Blind people the world over are celebrating the 200th birthday, January 4th, of blind communication pioneer Louis Braille.
The Frenchman gave his name to the revolutionary code of six dots that help the blind read, write and do everyday things that sighted people take for granted.
Over the centuries Braille has had an enormous effect on the lives of millions of people across 120 countries worldwide. It is not a language but a code by which all languages may be written and read. The ability to read and write in Braille opens the door to literacy, intellectual freedom, equal opportunity, and personal security. It is an extremely important gateway to opportunity for the UK’s blind or partially sighted people, enabling them to be more independent.
There are 18,000 UK adults using Braille and the Royal National Institute of Blind People (RNIB) is leading the celebrations of Louis Braille’s great achievement throughout 2009.
It is not simply used in books.
From selecting a music CD, choosing a tin of baked beans over spaghetti hoops, reading music, and being able to tell the difference between aspirin and paracetamol, to taking notes at a lecture – Braille means independence for blind and partially sighted people.
David Blunkett MP said: “Braille is a choice.
“For some it means a lifeline to independence, for others, access to literature or information.
“Braille can be hi-tech, or can be produced using old-fashioned means just about anywhere in the world.
“Braille opens up so many opportunities for equality, for independence, and for freedom and privacy: from a simple label on a tin or packet, through to the development of notes for speaking or delivering a statement to the House of Commons.

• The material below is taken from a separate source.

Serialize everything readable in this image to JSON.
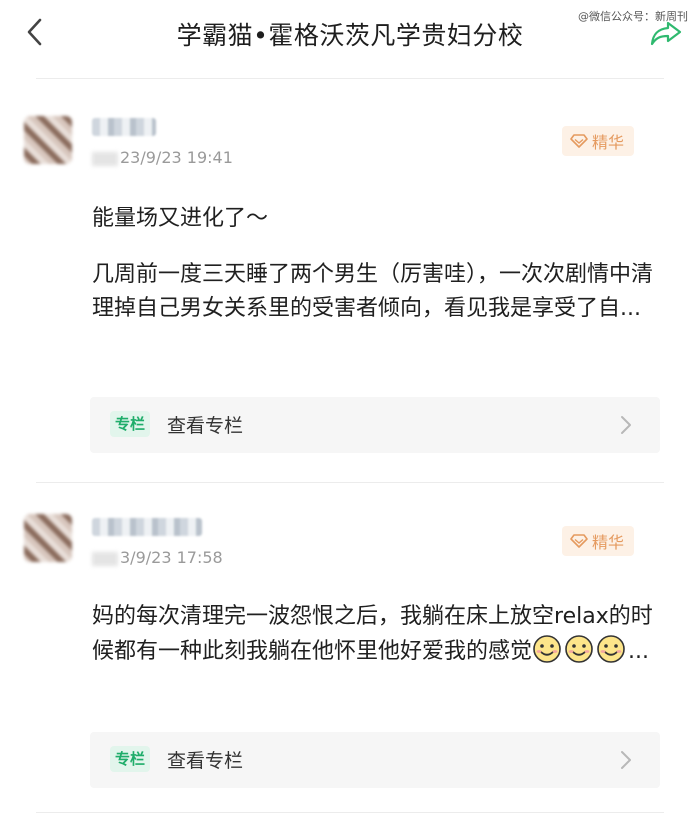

“RNIB has championed Braille from the charity’s very beginning, and I lend my full support to the plans to celebrate the 200th anniversary of the birth of this great man in 2009.”